Source records:
Content starts
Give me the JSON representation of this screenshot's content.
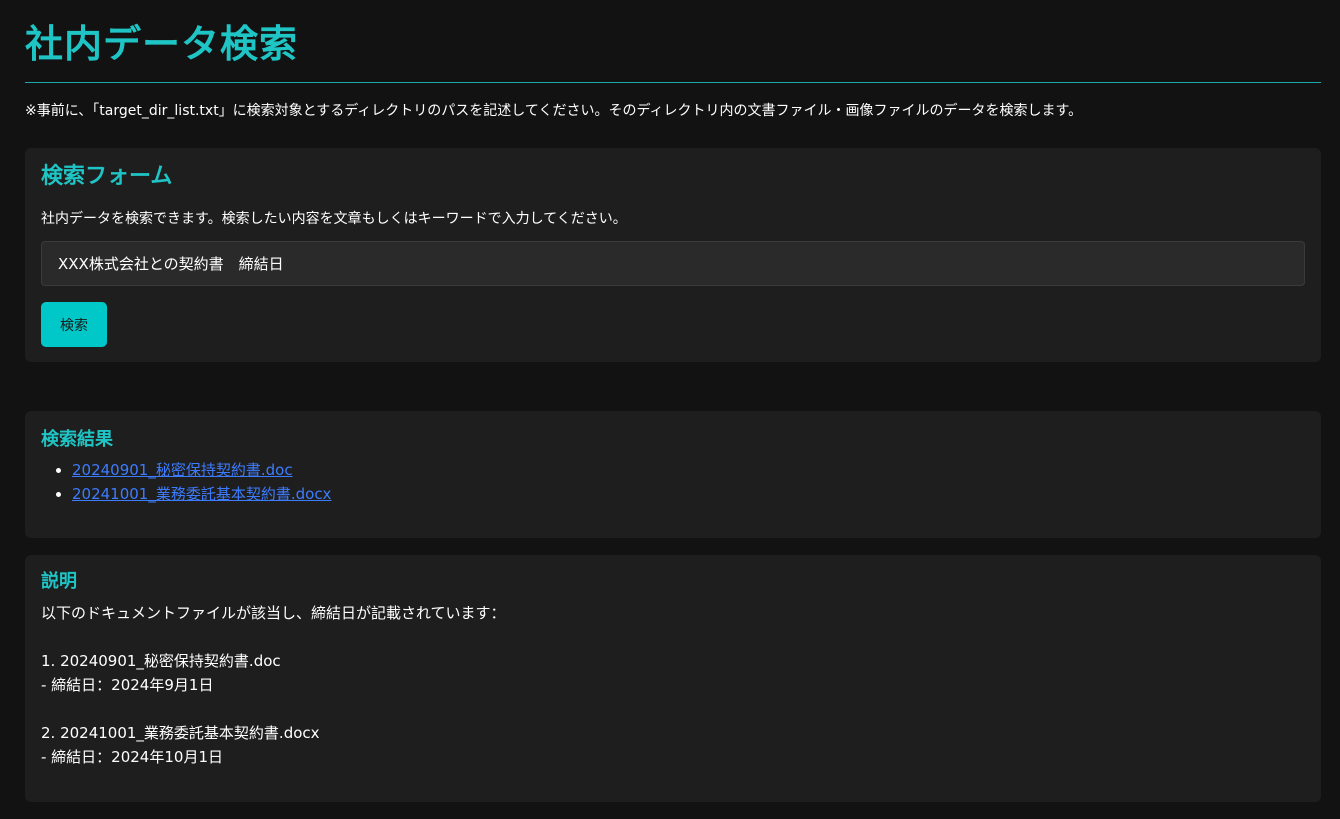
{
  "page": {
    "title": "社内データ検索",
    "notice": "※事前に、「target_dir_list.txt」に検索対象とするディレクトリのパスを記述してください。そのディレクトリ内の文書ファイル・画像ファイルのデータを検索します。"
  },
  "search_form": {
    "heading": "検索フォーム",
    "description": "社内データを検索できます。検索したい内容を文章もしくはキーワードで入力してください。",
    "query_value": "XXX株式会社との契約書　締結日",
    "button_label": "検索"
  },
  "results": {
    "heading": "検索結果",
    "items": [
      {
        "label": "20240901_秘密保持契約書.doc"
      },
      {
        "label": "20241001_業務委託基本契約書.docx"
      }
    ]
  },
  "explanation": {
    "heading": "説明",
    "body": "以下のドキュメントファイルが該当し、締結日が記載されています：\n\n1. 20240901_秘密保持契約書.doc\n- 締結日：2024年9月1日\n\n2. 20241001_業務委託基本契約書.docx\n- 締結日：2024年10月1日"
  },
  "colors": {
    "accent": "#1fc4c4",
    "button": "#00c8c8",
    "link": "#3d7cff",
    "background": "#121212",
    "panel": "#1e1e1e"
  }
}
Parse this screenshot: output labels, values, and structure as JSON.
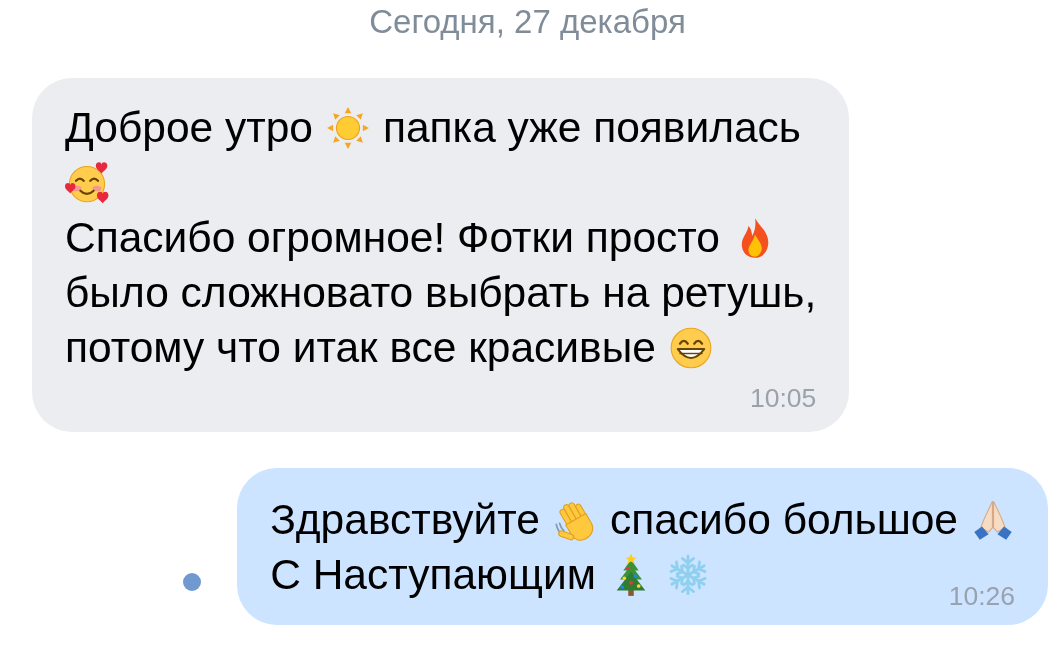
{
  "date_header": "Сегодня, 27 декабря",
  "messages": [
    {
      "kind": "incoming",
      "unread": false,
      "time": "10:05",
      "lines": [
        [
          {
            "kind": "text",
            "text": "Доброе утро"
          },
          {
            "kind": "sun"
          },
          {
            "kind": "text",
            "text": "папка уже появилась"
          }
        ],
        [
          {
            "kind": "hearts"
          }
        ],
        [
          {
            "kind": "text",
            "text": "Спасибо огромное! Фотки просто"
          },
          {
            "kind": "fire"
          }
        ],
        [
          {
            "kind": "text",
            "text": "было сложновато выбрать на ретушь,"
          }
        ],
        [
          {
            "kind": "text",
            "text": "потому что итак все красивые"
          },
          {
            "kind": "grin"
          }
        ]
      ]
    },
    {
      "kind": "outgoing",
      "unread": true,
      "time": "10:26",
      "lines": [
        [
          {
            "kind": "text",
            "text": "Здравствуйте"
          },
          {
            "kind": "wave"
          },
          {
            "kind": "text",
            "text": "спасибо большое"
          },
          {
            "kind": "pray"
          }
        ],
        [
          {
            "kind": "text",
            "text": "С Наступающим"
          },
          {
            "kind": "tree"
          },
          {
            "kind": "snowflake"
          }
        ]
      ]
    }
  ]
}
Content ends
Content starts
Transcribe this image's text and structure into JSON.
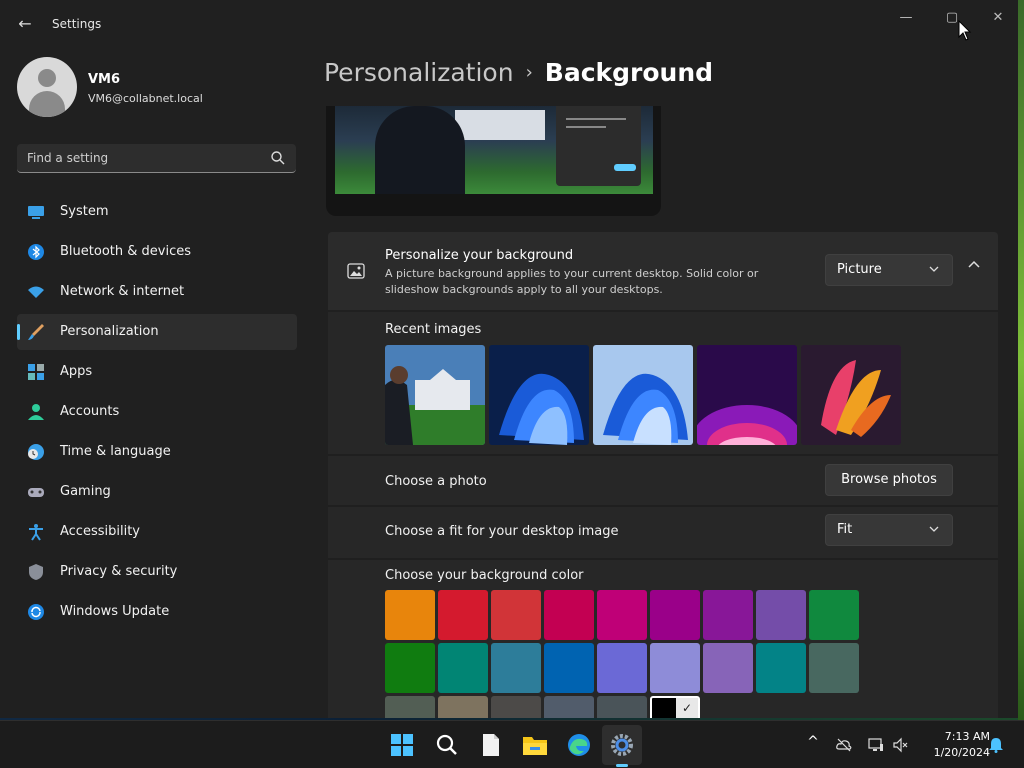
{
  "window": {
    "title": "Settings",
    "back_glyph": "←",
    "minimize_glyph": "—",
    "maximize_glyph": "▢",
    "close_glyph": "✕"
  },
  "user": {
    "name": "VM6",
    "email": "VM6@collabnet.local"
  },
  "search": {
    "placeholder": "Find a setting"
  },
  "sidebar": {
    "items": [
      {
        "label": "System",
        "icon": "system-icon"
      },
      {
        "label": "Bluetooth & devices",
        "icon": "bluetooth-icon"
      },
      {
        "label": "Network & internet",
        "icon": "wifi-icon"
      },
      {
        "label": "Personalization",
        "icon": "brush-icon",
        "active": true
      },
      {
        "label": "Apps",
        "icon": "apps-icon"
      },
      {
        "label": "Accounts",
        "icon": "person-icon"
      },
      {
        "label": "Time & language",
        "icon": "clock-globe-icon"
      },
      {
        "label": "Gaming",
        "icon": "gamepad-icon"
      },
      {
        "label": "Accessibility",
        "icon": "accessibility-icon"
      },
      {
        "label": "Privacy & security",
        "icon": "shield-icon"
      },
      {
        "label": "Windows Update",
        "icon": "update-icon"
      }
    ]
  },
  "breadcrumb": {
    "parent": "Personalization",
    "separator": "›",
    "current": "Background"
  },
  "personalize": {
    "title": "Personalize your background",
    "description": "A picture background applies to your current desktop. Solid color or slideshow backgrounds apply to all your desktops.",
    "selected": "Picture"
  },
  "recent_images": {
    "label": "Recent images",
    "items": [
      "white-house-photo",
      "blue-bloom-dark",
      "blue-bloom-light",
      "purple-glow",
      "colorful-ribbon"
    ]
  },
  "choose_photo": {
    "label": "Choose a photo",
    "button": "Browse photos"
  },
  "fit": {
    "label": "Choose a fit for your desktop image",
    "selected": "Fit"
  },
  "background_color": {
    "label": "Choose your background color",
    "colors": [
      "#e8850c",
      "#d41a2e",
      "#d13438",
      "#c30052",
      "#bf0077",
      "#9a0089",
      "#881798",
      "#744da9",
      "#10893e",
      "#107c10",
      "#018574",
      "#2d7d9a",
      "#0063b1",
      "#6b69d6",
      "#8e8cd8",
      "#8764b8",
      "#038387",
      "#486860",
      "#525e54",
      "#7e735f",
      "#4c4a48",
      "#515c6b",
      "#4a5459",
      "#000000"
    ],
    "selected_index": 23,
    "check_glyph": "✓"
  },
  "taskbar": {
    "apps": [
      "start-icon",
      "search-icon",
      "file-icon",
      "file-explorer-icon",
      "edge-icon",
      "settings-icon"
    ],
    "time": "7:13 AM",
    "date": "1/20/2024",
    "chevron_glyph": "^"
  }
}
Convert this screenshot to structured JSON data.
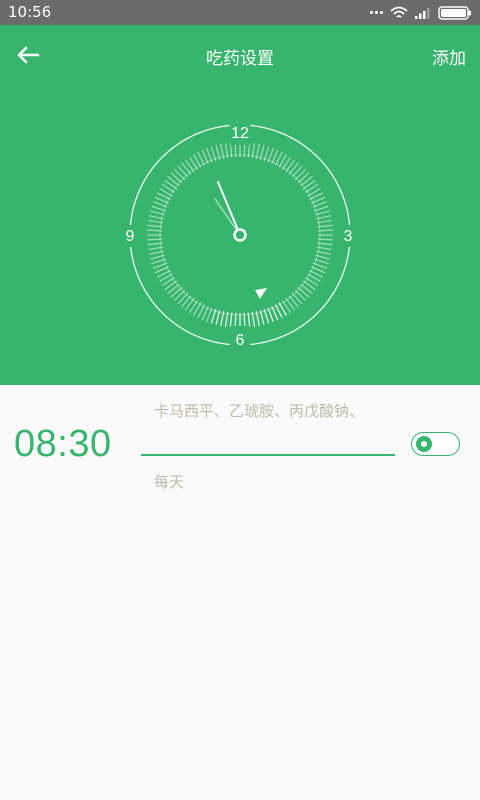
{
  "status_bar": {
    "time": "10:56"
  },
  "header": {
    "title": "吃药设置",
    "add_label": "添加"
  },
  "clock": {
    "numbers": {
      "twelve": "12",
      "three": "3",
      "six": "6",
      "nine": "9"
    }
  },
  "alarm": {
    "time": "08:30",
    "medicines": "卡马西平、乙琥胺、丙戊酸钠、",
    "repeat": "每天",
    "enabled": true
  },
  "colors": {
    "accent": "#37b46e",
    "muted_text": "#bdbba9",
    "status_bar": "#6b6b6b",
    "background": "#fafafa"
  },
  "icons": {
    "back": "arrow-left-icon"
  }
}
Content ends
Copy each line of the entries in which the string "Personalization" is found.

**EXERCISE SOLUTION**
        "label": "Personalization",
    "parent": "Personalization",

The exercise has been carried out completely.